- Here's an interesting story about canine cognition research, this one published in Spiegel Online. I'm late in finding this (published August 2007) but it is entirely worth reading. It's a flyby summary of research conducted by researchers Friederike Range and Julianne Kaminski at the Max Planck Institute in Germany. For example, they tested dogs on a variety of recognition tasks using touch screens (nose-touch screens, in the case of the dogs) as well as a number of gaze-following experiments, at which dogs handily beat primates. Make sure to follow the links to Part 2 of the article, with its description of how dogs learn from one another through "selective imitation" — by watching other dogs and inferring from their behavior, without being trained directly. (5/7/2008)
- Gil Adamson has written a truly gorgeous novel entitled The Outlander, from Ecco Press, the publisher of The Story of Edgar Sawtelle. Set at the turn of the (last) century, it tells the story of Mary Boulton, a self-made widow who finds herself fleeing through the Canadian wilderness. It's a great read—a masterful combination of story and prose style. Without verging into spoiler territory, I can tell you there is a moment in this book that had me, figuratively, standing up in astonishment. I love when that happens! The other day, Gil and I were jointly interviewed by Dave Weich of Powell's Books; look for the result to appear on their web site soon. (4/23/2008)
- Check out Martha Sherrill's book Dog Man: An Uncommon Life on a Faraway Mountain. To the best of my knowledge, this is the first biography of a dog breeder ever written, and the story Sherrill has to tell—about Morie Sawataishi, his wife and family, and the dogs he helped rescue from oblivion—is both beautifully rendered and riveting. There's a dog in common between this book and The Story of Edgar Sawtelle; read both and you'll see the connection. (4/3/2008)
- If you've read the March issue of National Geographic, mentioned below, you'll wish you could see Rico the Border Collie in action. Check out this video of him fetching both toys with known names (a blue dinosaur and a red doll) as well as an unnamed object, the white bunny, which has been given a novel name. Look near the bottom of the page for an explanation of the commands (in German) being used and the video link. This is the "fast mapping" behavior that Fischer and her colleagues claim Rico demonstrated—the same sort of near-instant word acquisition that children display. (3/16/2008)
- Read Virginia Morrell's article "Minds of Their Own," surveying the results of research into animal cognition in the March issue of National Geographic magazine. (Thanks to Sybil Steinberg, 2/23/2008)
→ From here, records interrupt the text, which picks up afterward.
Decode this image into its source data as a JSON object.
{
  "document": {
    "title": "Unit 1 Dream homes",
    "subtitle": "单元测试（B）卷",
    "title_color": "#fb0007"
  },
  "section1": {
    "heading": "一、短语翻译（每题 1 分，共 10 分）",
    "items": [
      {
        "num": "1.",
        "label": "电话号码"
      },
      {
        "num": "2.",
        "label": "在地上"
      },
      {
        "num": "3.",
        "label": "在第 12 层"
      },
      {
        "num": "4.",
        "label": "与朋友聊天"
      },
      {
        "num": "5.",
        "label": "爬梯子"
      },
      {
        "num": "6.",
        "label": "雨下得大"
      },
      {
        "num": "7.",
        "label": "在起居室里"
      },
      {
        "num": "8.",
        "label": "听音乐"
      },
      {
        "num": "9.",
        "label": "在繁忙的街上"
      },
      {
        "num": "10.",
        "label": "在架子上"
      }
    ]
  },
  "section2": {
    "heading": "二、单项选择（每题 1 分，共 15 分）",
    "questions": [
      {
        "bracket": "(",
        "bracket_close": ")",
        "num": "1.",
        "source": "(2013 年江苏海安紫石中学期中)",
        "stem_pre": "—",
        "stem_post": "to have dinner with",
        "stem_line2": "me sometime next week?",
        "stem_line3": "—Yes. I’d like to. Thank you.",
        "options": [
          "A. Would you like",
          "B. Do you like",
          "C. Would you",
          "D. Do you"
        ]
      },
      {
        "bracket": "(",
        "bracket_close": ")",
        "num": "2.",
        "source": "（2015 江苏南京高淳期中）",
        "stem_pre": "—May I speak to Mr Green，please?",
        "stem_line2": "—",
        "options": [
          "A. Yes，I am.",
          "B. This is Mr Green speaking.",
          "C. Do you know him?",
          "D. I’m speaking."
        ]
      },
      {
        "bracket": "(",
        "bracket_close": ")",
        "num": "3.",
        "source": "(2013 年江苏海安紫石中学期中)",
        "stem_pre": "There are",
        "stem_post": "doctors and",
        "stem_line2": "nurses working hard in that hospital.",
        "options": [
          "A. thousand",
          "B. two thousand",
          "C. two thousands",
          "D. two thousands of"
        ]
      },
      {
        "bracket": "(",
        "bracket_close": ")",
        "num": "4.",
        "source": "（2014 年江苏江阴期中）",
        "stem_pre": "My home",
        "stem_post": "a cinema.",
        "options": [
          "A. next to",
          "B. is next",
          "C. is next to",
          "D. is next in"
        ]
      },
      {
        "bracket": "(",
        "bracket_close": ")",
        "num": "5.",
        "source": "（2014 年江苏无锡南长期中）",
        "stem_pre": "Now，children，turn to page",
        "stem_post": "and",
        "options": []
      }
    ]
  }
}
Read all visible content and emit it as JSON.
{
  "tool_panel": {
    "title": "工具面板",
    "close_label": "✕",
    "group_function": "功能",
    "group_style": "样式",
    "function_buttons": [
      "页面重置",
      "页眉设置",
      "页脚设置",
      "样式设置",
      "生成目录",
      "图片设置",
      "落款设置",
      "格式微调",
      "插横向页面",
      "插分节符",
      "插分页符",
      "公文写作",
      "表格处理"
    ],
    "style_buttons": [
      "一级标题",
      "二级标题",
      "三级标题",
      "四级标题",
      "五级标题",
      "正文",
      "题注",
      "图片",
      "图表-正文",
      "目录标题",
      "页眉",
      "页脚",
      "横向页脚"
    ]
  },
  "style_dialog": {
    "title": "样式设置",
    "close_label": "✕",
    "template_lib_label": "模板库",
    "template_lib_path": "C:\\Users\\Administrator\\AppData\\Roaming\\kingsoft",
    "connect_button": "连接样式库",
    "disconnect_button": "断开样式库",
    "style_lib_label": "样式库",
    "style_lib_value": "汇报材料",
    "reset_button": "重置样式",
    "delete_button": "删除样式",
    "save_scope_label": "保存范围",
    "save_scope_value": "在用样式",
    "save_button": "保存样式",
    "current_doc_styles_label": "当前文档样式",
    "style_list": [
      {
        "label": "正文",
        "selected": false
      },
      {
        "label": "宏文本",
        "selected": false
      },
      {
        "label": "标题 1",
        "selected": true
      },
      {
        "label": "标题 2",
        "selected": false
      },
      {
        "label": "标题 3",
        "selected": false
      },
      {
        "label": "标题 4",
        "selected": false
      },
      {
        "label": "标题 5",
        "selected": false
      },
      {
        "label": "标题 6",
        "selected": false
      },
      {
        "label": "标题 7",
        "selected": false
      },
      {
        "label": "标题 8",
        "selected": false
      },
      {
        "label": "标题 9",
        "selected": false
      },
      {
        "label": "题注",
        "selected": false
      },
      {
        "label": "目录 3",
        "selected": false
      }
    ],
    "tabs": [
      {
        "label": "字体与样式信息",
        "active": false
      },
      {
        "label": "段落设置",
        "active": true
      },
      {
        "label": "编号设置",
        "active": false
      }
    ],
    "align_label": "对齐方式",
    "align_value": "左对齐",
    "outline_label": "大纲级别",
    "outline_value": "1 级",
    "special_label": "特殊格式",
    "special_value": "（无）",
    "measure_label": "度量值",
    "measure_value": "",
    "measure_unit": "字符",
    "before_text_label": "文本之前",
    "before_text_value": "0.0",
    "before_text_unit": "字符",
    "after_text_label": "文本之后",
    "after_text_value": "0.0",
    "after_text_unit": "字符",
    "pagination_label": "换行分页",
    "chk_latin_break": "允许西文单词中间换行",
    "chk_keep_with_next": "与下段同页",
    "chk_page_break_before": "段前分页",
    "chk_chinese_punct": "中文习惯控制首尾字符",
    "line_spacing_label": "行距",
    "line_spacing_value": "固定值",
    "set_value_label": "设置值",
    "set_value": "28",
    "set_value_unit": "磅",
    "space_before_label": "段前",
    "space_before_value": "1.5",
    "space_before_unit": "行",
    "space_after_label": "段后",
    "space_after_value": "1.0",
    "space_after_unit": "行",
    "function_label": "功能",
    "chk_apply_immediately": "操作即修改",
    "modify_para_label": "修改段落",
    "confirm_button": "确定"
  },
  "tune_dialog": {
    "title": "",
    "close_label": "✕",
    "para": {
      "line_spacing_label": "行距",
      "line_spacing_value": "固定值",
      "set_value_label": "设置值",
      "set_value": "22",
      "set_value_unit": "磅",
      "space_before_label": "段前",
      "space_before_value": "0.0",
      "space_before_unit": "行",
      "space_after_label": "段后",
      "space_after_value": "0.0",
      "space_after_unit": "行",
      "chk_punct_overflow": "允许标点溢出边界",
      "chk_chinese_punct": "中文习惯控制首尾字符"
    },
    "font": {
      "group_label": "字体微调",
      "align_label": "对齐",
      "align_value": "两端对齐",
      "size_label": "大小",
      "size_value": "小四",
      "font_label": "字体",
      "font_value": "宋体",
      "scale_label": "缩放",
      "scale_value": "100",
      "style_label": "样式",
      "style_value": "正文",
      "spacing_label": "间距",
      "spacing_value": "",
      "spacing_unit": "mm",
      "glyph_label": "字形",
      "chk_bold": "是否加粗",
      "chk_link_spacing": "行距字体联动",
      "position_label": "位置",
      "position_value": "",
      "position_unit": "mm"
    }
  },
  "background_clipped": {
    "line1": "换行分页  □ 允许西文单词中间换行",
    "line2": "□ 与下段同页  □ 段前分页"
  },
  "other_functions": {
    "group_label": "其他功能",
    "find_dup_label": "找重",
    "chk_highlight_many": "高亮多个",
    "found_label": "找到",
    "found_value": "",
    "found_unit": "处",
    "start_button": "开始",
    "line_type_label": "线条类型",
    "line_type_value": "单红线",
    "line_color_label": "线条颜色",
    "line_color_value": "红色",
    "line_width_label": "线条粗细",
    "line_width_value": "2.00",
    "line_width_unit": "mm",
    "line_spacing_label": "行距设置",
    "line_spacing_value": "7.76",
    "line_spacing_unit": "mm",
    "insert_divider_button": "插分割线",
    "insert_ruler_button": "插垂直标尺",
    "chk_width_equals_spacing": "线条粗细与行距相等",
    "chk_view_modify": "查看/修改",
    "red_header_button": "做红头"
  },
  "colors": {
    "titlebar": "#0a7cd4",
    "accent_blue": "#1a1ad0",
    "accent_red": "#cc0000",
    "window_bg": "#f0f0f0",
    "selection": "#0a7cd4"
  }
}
- Watch this video of a dog childproofing a bathroom cabinet drawer the old fashioned way. And by the way, teaching your dog to nose drawers closed is easy and fun. (Thanks to Dave Jenkins, 2/19/2008)
- Check out the IMDB entry on the forthcoming film "Hachiko: A Dog's Story", directed by Lasse Hallström and starring Richard Gere and Joan Allen. And visit the Further Reading page for more on Hachiko. (2/13/2008)
- Watch Carolyn Scott and her dog Rookie do their amazing freestyle dance routine on YouTube. Is this dog having fun or what? Carolyn and Rookie are also discussed in Chapter 14 of Stanley Coren's book How Dogs Think. (2/12/2008)